As previously mentioned i’m pretty handy when it come to repairing bicycles. I can handle a puncture or two and I’ve replaced my fair share of brakes. So with this in mind I thought it might be fun to try my hand at a restoration project.
It was about a year ago, my neighbours were moving house and out on the front lawn was an old bicycle. We got into a conversation and I asked about the bike. She said it belonged to her husband and he used to ride it to school everyday, back in the 70’s.
She then told me they were about to take it to the tip. (For any none UK readers, the tip is a recycling centre).
I don’t really know why, but I felt like I couldn’t let this bike go on the scrap heap. I wanted to save it. At least what was left of it. So we did a little deal and I got to keep it.
It wasn’t in the worst condition. The wheels turned, so that was a start. It had been in a garage for, who knows how long. It must have been a while.
Which brings me too my first problem with this restoration. This bike belonged to my neighbour, who rode it to school. It didn’t really click with me until I actually got on the bike around six months later. He rode this to school. As a child. This was a child bike! I suppose I was just so excited by the idea of fixing up something that was around 50 years old, that I didn’t stop to wonder why the handle bars and seat were so low.
I was initially disappointed as I wanted to restore something for myself. I wanted a cool, vintage bike that I could call my own. But basically it didn’t fit.
So, what did I actually have here? Well it the classic Raleigh Hustler. Unfortunately I can’t work out the exact date. The model is from around the 60’s and 70’s and according to some online sources they are quite rare. Not sure how true this is, given the low prices people have sold them for but none the less it’s a pretty cool, little bike. This one is a two tone green affair, with a few small rusty bits, and some pitting on the chrome, but this just adds character, right?
The first thing I did was inflate the tyres. They are the originals and to my amazement they still hold air. In reality, if I were to give it the full restoration treatment I think I would replace both wheels entirely.

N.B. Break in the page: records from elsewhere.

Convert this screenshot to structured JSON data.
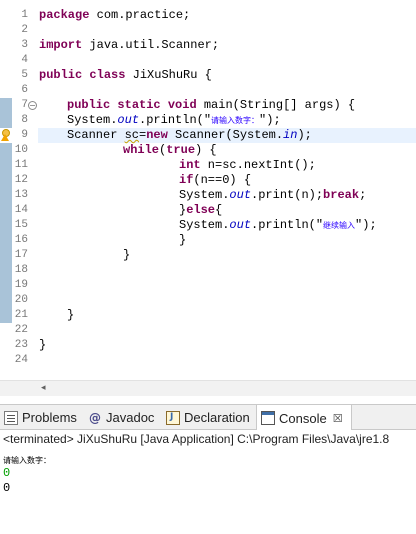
{
  "editor": {
    "line_numbers": [
      "1",
      "2",
      "3",
      "4",
      "5",
      "6",
      "7",
      "8",
      "9",
      "10",
      "11",
      "12",
      "13",
      "14",
      "15",
      "16",
      "17",
      "18",
      "19",
      "20",
      "21",
      "22",
      "23",
      "24"
    ],
    "code": {
      "l1_kw": "package",
      "l1_rest": " com.practice;",
      "l3_kw": "import",
      "l3_rest": " java.util.Scanner;",
      "l5_kw1": "public",
      "l5_kw2": "class",
      "l5_rest": " JiXuShuRu {",
      "l7_kw1": "public",
      "l7_kw2": "static",
      "l7_kw3": "void",
      "l7_rest": " main(String[] args) {",
      "l8_a": "System.",
      "l8_out": "out",
      "l8_b": ".println(\"",
      "l8_str": "请输入数字：",
      "l8_c": "\");",
      "l9_a": "Scanner ",
      "l9_var": "sc",
      "l9_eq": "=",
      "l9_kw": "new",
      "l9_b": " Scanner(System.",
      "l9_in": "in",
      "l9_c": ");",
      "l10_kw1": "while",
      "l10_paren": "(",
      "l10_kw2": "true",
      "l10_rest": ") {",
      "l11_kw": "int",
      "l11_rest": " n=sc.nextInt();",
      "l12_kw": "if",
      "l12_rest": "(n==0) {",
      "l13_a": "System.",
      "l13_out": "out",
      "l13_b": ".print(n);",
      "l13_kw": "break",
      "l13_c": ";",
      "l14_a": "}",
      "l14_kw": "else",
      "l14_b": "{",
      "l15_a": "System.",
      "l15_out": "out",
      "l15_b": ".println(\"",
      "l15_str": "继续输入",
      "l15_c": "\");",
      "l16": "}",
      "l17": "}",
      "l21": "}",
      "l23": "}"
    },
    "fold_symbol": "−"
  },
  "scrollbar": {
    "left_arrow": "◂"
  },
  "tabs": [
    {
      "label": "Problems",
      "icon": "problems-icon"
    },
    {
      "label": "Javadoc",
      "icon": "javadoc-icon",
      "glyph": "@"
    },
    {
      "label": "Declaration",
      "icon": "declaration-icon"
    },
    {
      "label": "Console",
      "icon": "console-icon",
      "close": "☒"
    }
  ],
  "console": {
    "terminated": "<terminated> JiXuShuRu [Java Application] C:\\Program Files\\Java\\jre1.8",
    "lines": [
      "请输入数字：",
      "0",
      "0"
    ]
  },
  "colors": {
    "keyword": "#7f0055",
    "field": "#0000c0",
    "string": "#2a00ff",
    "line_highlight": "#e8f2fe",
    "console_input": "#00a000"
  }
}
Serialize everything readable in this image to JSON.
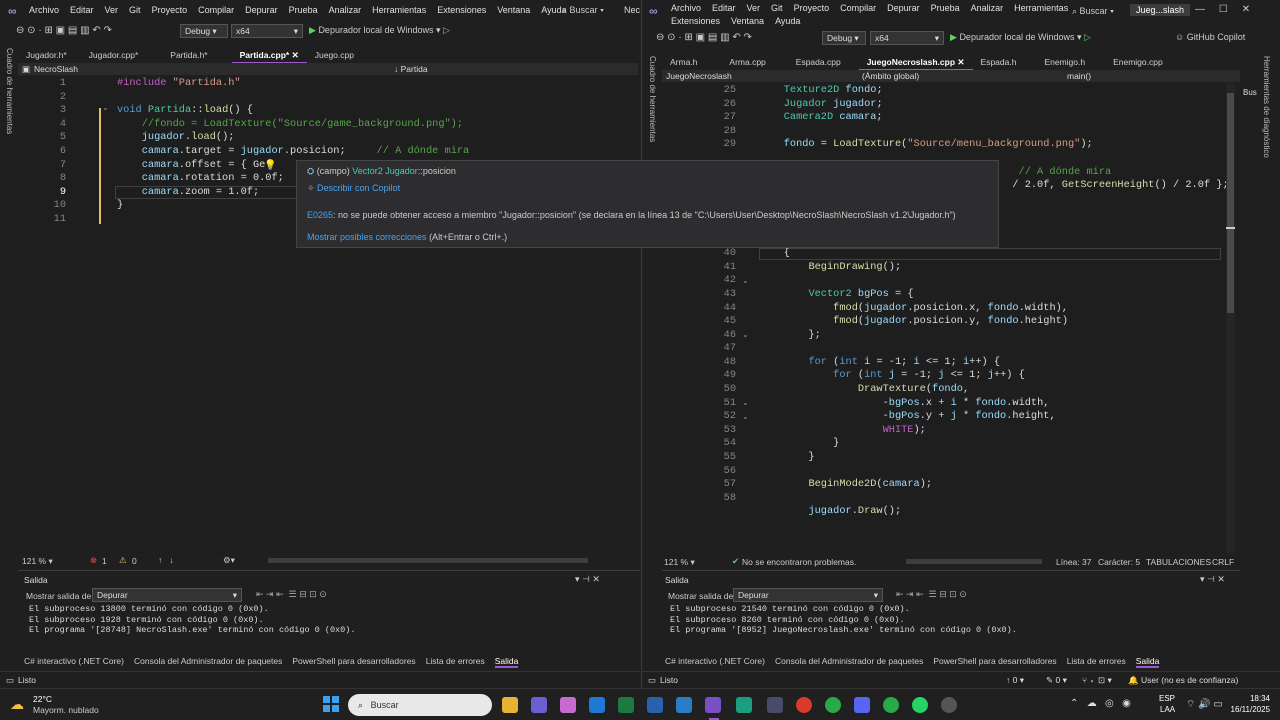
{
  "left": {
    "menu": [
      "Archivo",
      "Editar",
      "Ver",
      "Git",
      "Proyecto",
      "Compilar",
      "Depurar",
      "Prueba",
      "Analizar",
      "Herramientas",
      "Extensiones",
      "Ventana",
      "Ayuda"
    ],
    "search": "Buscar",
    "title_fragment": "Nec",
    "config": "Debug",
    "platform": "x64",
    "run_label": "Depurador local de Windows",
    "tabs": [
      "Jugador.h*",
      "Jugador.cpp*",
      "Partida.h*",
      "Partida.cpp*",
      "Juego.cpp"
    ],
    "active_tab_index": 3,
    "nav_project": "NecroSlash",
    "nav_member": "Partida",
    "side_label": "Cuadro de herramientas",
    "line_numbers": [
      "1",
      "2",
      "3",
      "4",
      "5",
      "6",
      "7",
      "8",
      "9",
      "10",
      "11"
    ],
    "code_lines": [
      "#include \"Partida.h\"",
      "",
      "void Partida::load() {",
      "    //fondo = LoadTexture(\"Source/game_background.png\");",
      "    jugador.load();",
      "    camara.target = jugador.posicion;     // A dónde mira",
      "    camara.offset = { Ge       e",
      "    camara.rotation = 0.0f;",
      "    camara.zoom = 1.0f;",
      "}",
      ""
    ],
    "zoom": "121 %",
    "errors": "1",
    "warnings": "0",
    "output_title": "Salida",
    "output_from_label": "Mostrar salida de:",
    "output_from": "Depurar",
    "output_lines": [
      "El subproceso 13800 terminó con código 0 (0x0).",
      "El subproceso 1928 terminó con código 0 (0x0).",
      "El programa '[28748] NecroSlash.exe' terminó con código 0 (0x0)."
    ],
    "bottom_tabs": [
      "C# interactivo (.NET Core)",
      "Consola del Administrador de paquetes",
      "PowerShell para desarrolladores",
      "Lista de errores",
      "Salida"
    ],
    "status": "Listo"
  },
  "tooltip": {
    "line1_prefix": "(campo)",
    "line1_type": "Vector2",
    "line1_member": "Jugador::posicion",
    "copilot": "Describir con Copilot",
    "error_code": "E0265",
    "error_text": ": no se puede obtener acceso a miembro \"Jugador::posicion\" (se declara en la línea 13 de \"C:\\Users\\User\\Desktop\\NecroSlash\\NecroSlash v1.2\\Jugador.h\")",
    "fix_link": "Mostrar posibles correcciones",
    "fix_shortcut": "(Alt+Entrar o Ctrl+.)"
  },
  "right": {
    "menu_row1": [
      "Archivo",
      "Editar",
      "Ver",
      "Git",
      "Proyecto",
      "Compilar",
      "Depurar",
      "Prueba",
      "Analizar",
      "Herramientas"
    ],
    "menu_row2": [
      "Extensiones",
      "Ventana",
      "Ayuda"
    ],
    "search": "Buscar",
    "title": "Jueg...slash",
    "config": "Debug",
    "platform": "x64",
    "run_label": "Depurador local de Windows",
    "copilot": "GitHub Copilot",
    "tabs": [
      "Arma.h",
      "Arma.cpp",
      "Espada.cpp",
      "JuegoNecroslash.cpp",
      "Espada.h",
      "Enemigo.h",
      "Enemigo.cpp"
    ],
    "active_tab_index": 3,
    "nav_project": "JuegoNecroslash",
    "nav_scope": "(Ámbito global)",
    "nav_member": "main()",
    "side_left": "Cuadro de herramientas",
    "side_right": "Herramientas de diagnóstico",
    "line_numbers": [
      "25",
      "26",
      "27",
      "28",
      "29",
      "",
      "",
      "",
      "",
      "37",
      "38",
      "39",
      "40",
      "41",
      "42",
      "43",
      "44",
      "45",
      "46",
      "47",
      "48",
      "49",
      "50",
      "51",
      "52",
      "53",
      "54",
      "55",
      "56",
      "57",
      "58"
    ],
    "code_lines": [
      "    Texture2D fondo;",
      "    Jugador jugador;",
      "    Camera2D camara;",
      "",
      "    fondo = LoadTexture(\"Source/menu_background.png\");",
      "",
      "                                          // A dónde mira",
      "                                         / 2.0f, GetScreenHeight() / 2.0f };",
      "",
      "",
      "",
      "    while (!WindowShouldClose())",
      "    {",
      "        BeginDrawing();",
      "",
      "        Vector2 bgPos = {",
      "            fmod(jugador.posicion.x, fondo.width),",
      "            fmod(jugador.posicion.y, fondo.height)",
      "        };",
      "",
      "        for (int i = -1; i <= 1; i++) {",
      "            for (int j = -1; j <= 1; j++) {",
      "                DrawTexture(fondo,",
      "                    -bgPos.x + i * fondo.width,",
      "                    -bgPos.y + j * fondo.height,",
      "                    WHITE);",
      "            }",
      "        }",
      "",
      "        BeginMode2D(camara);",
      "",
      "        jugador.Draw();"
    ],
    "zoom": "121 %",
    "no_problems": "No se encontraron problemas.",
    "line_col": "Línea: 37",
    "char": "Carácter: 5",
    "tabs_mode": "TABULACIONES",
    "eol": "CRLF",
    "output_title": "Salida",
    "output_from_label": "Mostrar salida de:",
    "output_from": "Depurar",
    "output_lines": [
      "El subproceso 21540 terminó con código 0 (0x0).",
      "El subproceso 8260 terminó con código 0 (0x0).",
      "El programa '[8952] JuegoNecroslash.exe' terminó con código 0 (0x0)."
    ],
    "bottom_tabs": [
      "C# interactivo (.NET Core)",
      "Consola del Administrador de paquetes",
      "PowerShell para desarrolladores",
      "Lista de errores",
      "Salida"
    ],
    "status": "Listo",
    "status_up": "0",
    "status_pen": "0",
    "status_branch": "",
    "user": "User (no es de confianza)"
  },
  "taskbar": {
    "temp": "22°C",
    "weather": "Mayorm. nublado",
    "search": "Buscar",
    "lang1": "ESP",
    "lang2": "LAA",
    "time": "18:34",
    "date": "16/11/2025"
  },
  "colors": {
    "accent": "#9b59d0",
    "error": "#f14c4c",
    "link": "#4aa3f0"
  }
}
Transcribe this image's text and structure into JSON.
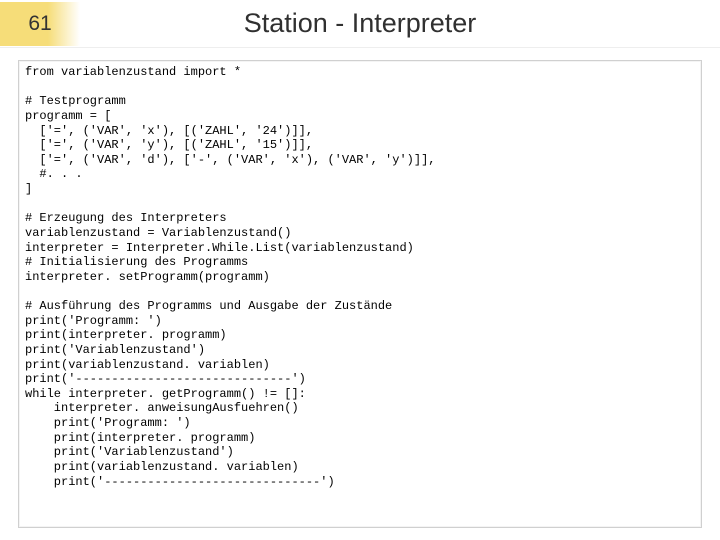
{
  "slide_number": "61",
  "title": "Station - Interpreter",
  "code": "from variablenzustand import *\n\n# Testprogramm\nprogramm = [\n  ['=', ('VAR', 'x'), [('ZAHL', '24')]],\n  ['=', ('VAR', 'y'), [('ZAHL', '15')]],\n  ['=', ('VAR', 'd'), ['-', ('VAR', 'x'), ('VAR', 'y')]],\n  #. . .\n]\n\n# Erzeugung des Interpreters\nvariablenzustand = Variablenzustand()\ninterpreter = Interpreter.While.List(variablenzustand)\n# Initialisierung des Programms\ninterpreter. setProgramm(programm)\n\n# Ausführung des Programms und Ausgabe der Zustände\nprint('Programm: ')\nprint(interpreter. programm)\nprint('Variablenzustand')\nprint(variablenzustand. variablen)\nprint('------------------------------')\nwhile interpreter. getProgramm() != []:\n    interpreter. anweisungAusfuehren()\n    print('Programm: ')\n    print(interpreter. programm)\n    print('Variablenzustand')\n    print(variablenzustand. variablen)\n    print('------------------------------')"
}
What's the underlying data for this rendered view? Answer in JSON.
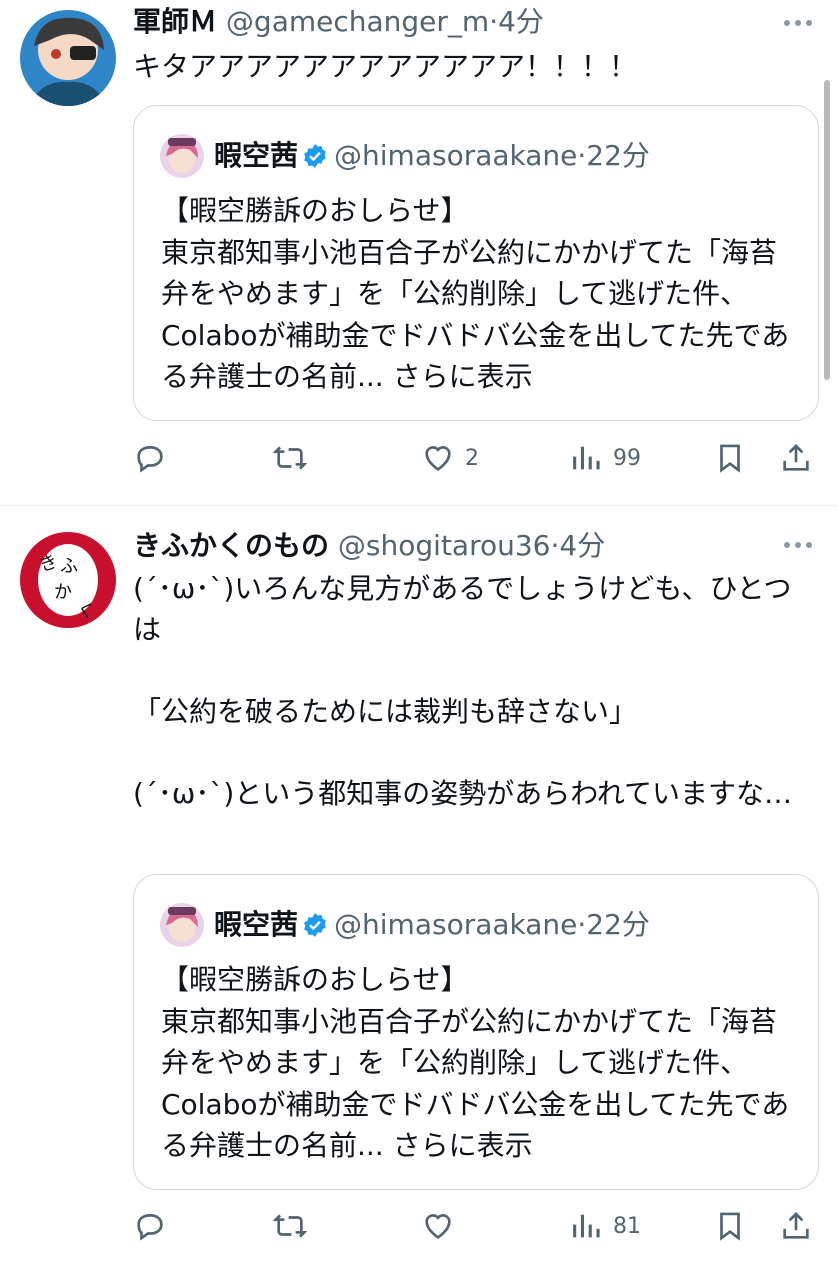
{
  "tweets": [
    {
      "name": "軍師Ｍ",
      "handle": "@gamechanger_m",
      "dot": "·",
      "time": "4分",
      "text": "キタアアアアアアアアアアアア！！！！",
      "quote": {
        "name": "暇空茜",
        "handle": "@himasoraakane",
        "dot": "·",
        "time": "22分",
        "text": "【暇空勝訴のおしらせ】\n東京都知事小池百合子が公約にかかげてた「海苔弁をやめます」を「公約削除」して逃げた件、Colaboが補助金でドバドバ公金を出してた先である弁護士の名前...",
        "more": "さらに表示"
      },
      "actions": {
        "likes": "2",
        "views": "99"
      }
    },
    {
      "name": "きふかくのもの",
      "handle": "@shogitarou36",
      "dot": "·",
      "time": "4分",
      "text": "(´･ω･`)いろんな見方があるでしょうけども、ひとつは\n\n「公約を破るためには裁判も辞さない」\n\n(´･ω･`)という都知事の姿勢があらわれていますな…",
      "avatar_text": "きふかく",
      "quote": {
        "name": "暇空茜",
        "handle": "@himasoraakane",
        "dot": "·",
        "time": "22分",
        "text": "【暇空勝訴のおしらせ】\n東京都知事小池百合子が公約にかかげてた「海苔弁をやめます」を「公約削除」して逃げた件、Colaboが補助金でドバドバ公金を出してた先である弁護士の名前...",
        "more": "さらに表示"
      },
      "actions": {
        "likes": "",
        "views": "81"
      }
    }
  ],
  "icons": [
    "reply-icon",
    "retweet-icon",
    "like-icon",
    "views-icon",
    "bookmark-icon",
    "share-icon",
    "verified-icon",
    "more-icon"
  ],
  "colors": {
    "accent": "#1d9bf0",
    "muted": "#536471",
    "border": "#cfd9de",
    "avatar2_bg": "#c8102e"
  }
}
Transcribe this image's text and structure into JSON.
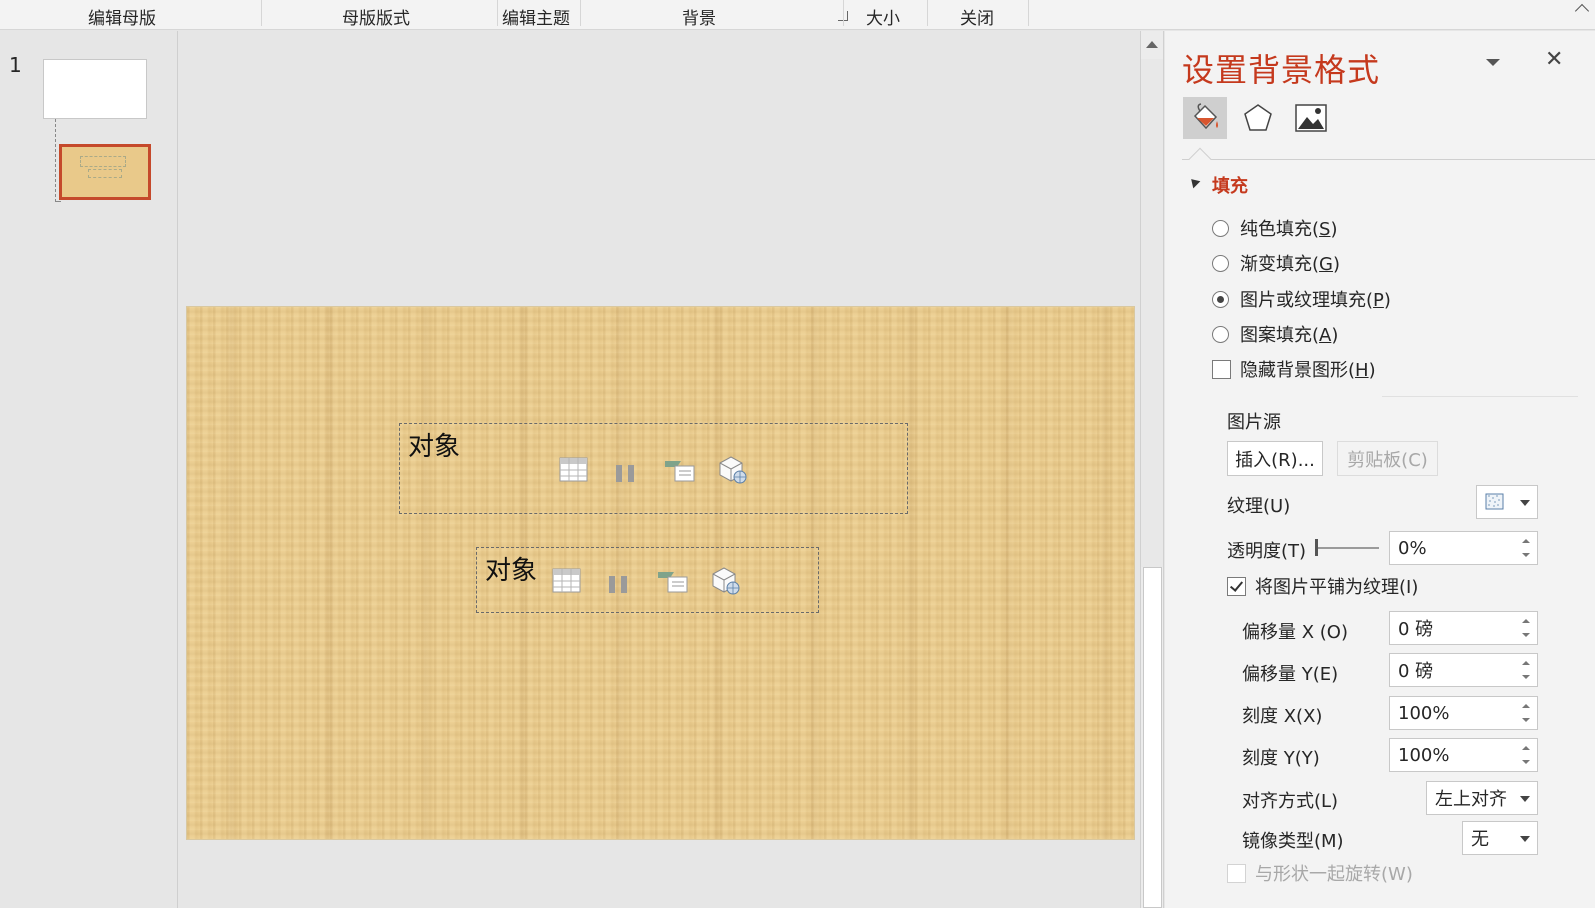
{
  "ribbon": {
    "groups": [
      "编辑母版",
      "母版版式",
      "编辑主题",
      "背景",
      "大小",
      "关闭"
    ]
  },
  "thumbnails": {
    "slide_number": "1"
  },
  "slide": {
    "placeholders": [
      {
        "label": "对象"
      },
      {
        "label": "对象"
      }
    ],
    "content_icons": [
      "table-icon",
      "chart-icon",
      "smartart-icon",
      "3d-model-icon"
    ]
  },
  "pane": {
    "title": "设置背景格式",
    "tabs": [
      "fill-bucket-icon",
      "pentagon-icon",
      "picture-icon"
    ],
    "section": "填充",
    "fill_options": [
      {
        "text": "纯色填充(",
        "key": "S",
        "tail": ")",
        "selected": false
      },
      {
        "text": "渐变填充(",
        "key": "G",
        "tail": ")",
        "selected": false
      },
      {
        "text": "图片或纹理填充(",
        "key": "P",
        "tail": ")",
        "selected": true
      },
      {
        "text": "图案填充(",
        "key": "A",
        "tail": ")",
        "selected": false
      }
    ],
    "hide_bg": {
      "text": "隐藏背景图形(",
      "key": "H",
      "tail": ")",
      "checked": false
    },
    "picture_source_label": "图片源",
    "insert_button": "插入(R)...",
    "clipboard_button": "剪贴板(C)",
    "texture_label": "纹理(U)",
    "transparency_label": "透明度(T)",
    "transparency_value": "0%",
    "transparency_fraction": 0,
    "tile_label": "将图片平铺为纹理(I)",
    "tile_checked": true,
    "offset_x_label": "偏移量 X (O)",
    "offset_x_value": "0 磅",
    "offset_y_label": "偏移量 Y(E)",
    "offset_y_value": "0 磅",
    "scale_x_label": "刻度 X(X)",
    "scale_x_value": "100%",
    "scale_y_label": "刻度 Y(Y)",
    "scale_y_value": "100%",
    "align_label": "对齐方式(L)",
    "align_value": "左上对齐",
    "mirror_label": "镜像类型(M)",
    "mirror_value": "无",
    "rotate_label": "与形状一起旋转(W)",
    "rotate_checked": false,
    "accent": "#c5391d"
  }
}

Next, I remove a weird plastic bracket thing that was added on at a later date. I raise the seat a little and giver her a test ride. It’s difficult to describe what the bike was like. It obviously hadn’t been ridden in years and it shows. Also it being a child’s bike, it was very difficult for me to ride with my knees under my chin. But nonetheless it did ride, all three gears worked and the brakes worked.
After that, a couple of weekends is all it took to get 50 years of grease and grime off and a wire brush for some of the more stubborn rust patches. But I think the best discovery was the Sturmey Archer Hub. All of the detail was buried under the dust and muck and uncovering it just made the whole bike look ten times better.
To be honest, if I were fixing this up for myself I would love to spend more time on it, but I think what i’m going to do is try and find it a new home. Some younger, smaller framed person might think it’s cool!